The home and hotel rental platform, Airbnb has at last filed for an IPO today. The company was expected to file it last week, but Airbnb reportedly delayed the filing in an attempt to distance itself from the 2020 U.S Presidential elections. The published financial details in the S-1 filing give us an insight into how the company was hit by the pandemic and how it recovered itself from the fall.
The company’s plan to make the IPO registration public was reported during the first week of Nov. The long-awaited filing comes after several delays this year and during the time of uncertainty brought by the COVID-19 pandemic. The American company confidentially filed for IPO paperwork back in August, and was expected to go public much earlier this year but it was delayed due to the effects of the pandemic on the company.
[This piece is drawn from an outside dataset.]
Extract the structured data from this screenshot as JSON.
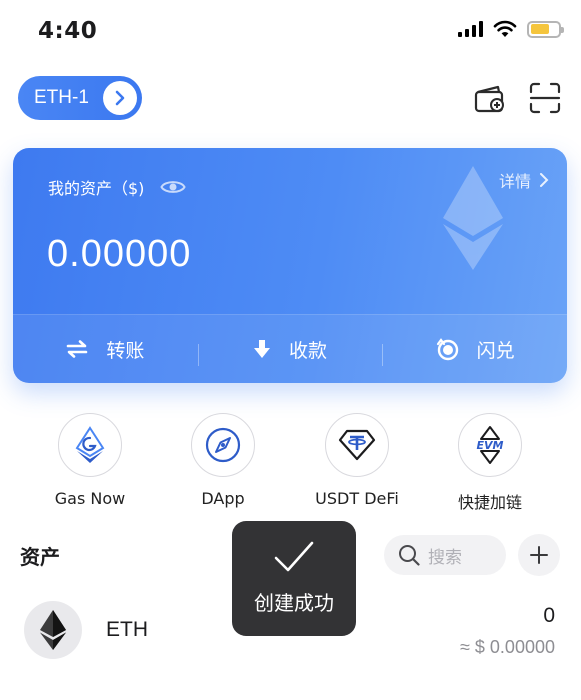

Airbnb has had a turbulent year much like any other company which took a hit due to the profound changes and consequences brought by the COVID-19 pandemic. The company faced troubles towards the end of the first quarter and the beginning of the second. The severe drop in bookings resulted in Airbnb laying off 25% of its workforce to secure itself and refocus on what’s important. Unlike many companies, Airbnb was able to pull itself back from the plunge in the third quarter.
Now that the S-1 filing is finally here, investors and analysts will get a closer look at the ups and downs which the company experienced. The filing shows that the company’s revenue significantly dropped from $3.7 billion in 2019 to $2.5 billion in 2020, which is almost the same as its reported revenue in 2017. The total costs and expenses also dropped from $3.87 billion in 2019 to $3 billion this year.
The overall financial numbers do not show recovery, because the actual numbers lie in the quarterly results. Airbnb’s revenue of Q1 2020 was $841 million, which was down from $1.1 billion Q4 2019. The second quarter of this year shows how badly the company was hit by the pandemic, as it’s revenue was lesser than half of Q1’s revenue at $334 million. The downfall though, ended here, and the company made an impressive and surprising recovery in Q3 with $1.3 billion in revenue which is higher than its revenue in Q4 2019. Q3 2020 was also the first profitable quarter for the company this year.
A quick look at the published monthly booking numbers show that the bookings went down in March and were lowest in April, but started recovering from May still with a (69)% YoY loss in gross booking value. July, August and September saw the highest recovery, though still lower in YoY change.
Airbnb’s filing comes soon after DoorDash and C3.ai filed to go public. It is believed that Airbnb can potentially be valued at $30 billion or more in IPO, but that entirely depends on how the published numbers and possible risks are perceived.